The joint women’s training camp between the U.S. Ski Team and Alaska Pacific University began this week in Anchorage, Alaska, bringing many of the nation’s top female skiers together for the first time in a month along with a few special foreign guests. According to USST women’s coach Matt Whitcomb, training has been going well so far.
“It’s nice to have the band back together up here for the third annual NAWTA camp,” he said on Tuesday. “We had a killer session [on Tuesday] with some Level 3 pace development intervals, and we’re gearing up for a great couple of weeks here.”
The pack of Americans once again includes Canada’s Chandra Crawford, whose participation in the camp since its iteration in 2011 inspired the name North American Women’s Training Alliance, or NAWTA. But the group might have to change its name soon if it keeps attracting so many European athletes; this year decorated Norwegian skier Astrid Jacobsen and top Swiss national team member Bettina Gruber joined its ranks to experience the group’s training environment.
“We’re in really good company this week,” Whitcomb said. “Just the day in, day out training situation resulting from such a high caliber group is where we get most of our benefit from.”
The group training is precisely what brought Jacobsen says brought her to Alaska.
“For me it is exotic to travel here to see Alaska,” Jacobsen told FIS in a recent interview. “Most importantly though it was the opportunity to go and train with Kikkan [Randall]. For me she is the best skate sprinter we have. I felt that we could challenge each other. We each have different qualities.

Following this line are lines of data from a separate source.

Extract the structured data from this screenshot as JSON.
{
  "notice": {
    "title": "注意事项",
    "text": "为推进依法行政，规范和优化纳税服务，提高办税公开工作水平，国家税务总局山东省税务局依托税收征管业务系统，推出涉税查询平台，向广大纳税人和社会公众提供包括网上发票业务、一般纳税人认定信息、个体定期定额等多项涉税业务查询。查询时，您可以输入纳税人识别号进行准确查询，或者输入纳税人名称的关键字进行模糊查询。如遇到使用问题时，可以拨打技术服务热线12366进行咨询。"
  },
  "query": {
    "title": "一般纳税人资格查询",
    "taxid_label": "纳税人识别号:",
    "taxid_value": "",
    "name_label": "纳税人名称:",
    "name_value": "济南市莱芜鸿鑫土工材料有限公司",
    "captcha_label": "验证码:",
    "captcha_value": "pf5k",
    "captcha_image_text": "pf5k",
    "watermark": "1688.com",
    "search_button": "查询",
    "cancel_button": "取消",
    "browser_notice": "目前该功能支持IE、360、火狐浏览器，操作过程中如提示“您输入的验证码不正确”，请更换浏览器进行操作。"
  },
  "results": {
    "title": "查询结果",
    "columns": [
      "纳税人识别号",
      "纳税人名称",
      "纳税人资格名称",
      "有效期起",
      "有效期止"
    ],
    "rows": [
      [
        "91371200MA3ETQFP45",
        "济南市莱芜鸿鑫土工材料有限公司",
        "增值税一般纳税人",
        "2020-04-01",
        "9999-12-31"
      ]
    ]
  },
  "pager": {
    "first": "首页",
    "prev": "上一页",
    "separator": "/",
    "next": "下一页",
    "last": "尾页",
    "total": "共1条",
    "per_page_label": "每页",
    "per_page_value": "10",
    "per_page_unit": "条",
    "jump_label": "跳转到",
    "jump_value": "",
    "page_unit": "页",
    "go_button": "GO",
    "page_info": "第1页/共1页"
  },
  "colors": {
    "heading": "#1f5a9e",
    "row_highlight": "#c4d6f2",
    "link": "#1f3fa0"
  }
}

“Also, if you look at how the American women’s team has developed in the last couple of years it is a really interesting team with a good spirit. I was curious to come here and see how they work as a group.”
In return, the Americans hope to benefit from the new perspective a foreign athlete brings to the table.
“I got this descriptor from Rikard Grip, the Swedish head coach: he talked about the Americans adding just the right spice to training, so I’ve taken the word spice and have really appreciated the spice that it does add, having Bettina and Astrid and Chandra,” Whitcomb said. “It’s just a nice simulation for everybody, including the guest athlete. We’re going to be watching these girls and their strengths closely, and we hope they can pull something out of this camp and have a better shot at a medal in Sochi, as well.”
If it surprises anyone that the U.S. national team has opened up its training to foreigners, particularly before an Olympic year, Whitcomb says this is simply part of how they operate.
“One of the philosophies of the team is we’re very open,” he said. “We share any secrets we might have, and in doing that we end up learning much more. So it’s an open environment and the more we can share the more we can learn.”
The first week of the camp is being spent dryland training in Anchorage during a higher-intensity block, and next week athletes and coaches fly up to Eagle Glacier for more volume-specific training on snow.
Thus far, Whitcomb has been happy to see his athletes looking strong in workouts and staying healthy while managing mild injuries.
“We have a couple mild injuries being nursed along but nothing major this season,” he said. “I think everybody has their little tendonitis issues, little things here and there, and as a team we’ve gotten things much better under control this season. Through working with a physical therapist and setting up better injury management system than we’ve had in the past.
“The key is just smart, varied training,” Whitcomb continued. “When you do varied training it allows the body to recover in sneaky ways, so we’re doing a lot of that to be preemptive. They’re doing a much better job as athletes, we’re doing a better job paying attention and being strict when needed as coaches, but everybody’s doing great and hitting the ground running here.”
When the group moves to the glacier this weekend they’ll spend about six days on snow for between 23 and 30 hours of volume on skis. The team has both individual and group-specific goals for the entire camp; as athletes work on personal technique or equipment-based goals, the team aims to continue operating better together as they live and train together on Eagle Glacier.
“It’s just a great opportunity to get out there and get on skis,” Whitcomb said. “Learning to kick a ski on sloppy snow — mornings are firm and fast for skating, focusing on something similar to our workout [from this week]… Whether you’re socializing on a long easy ski or going head to head in a speed workout, we really run everything as a group at this camp.”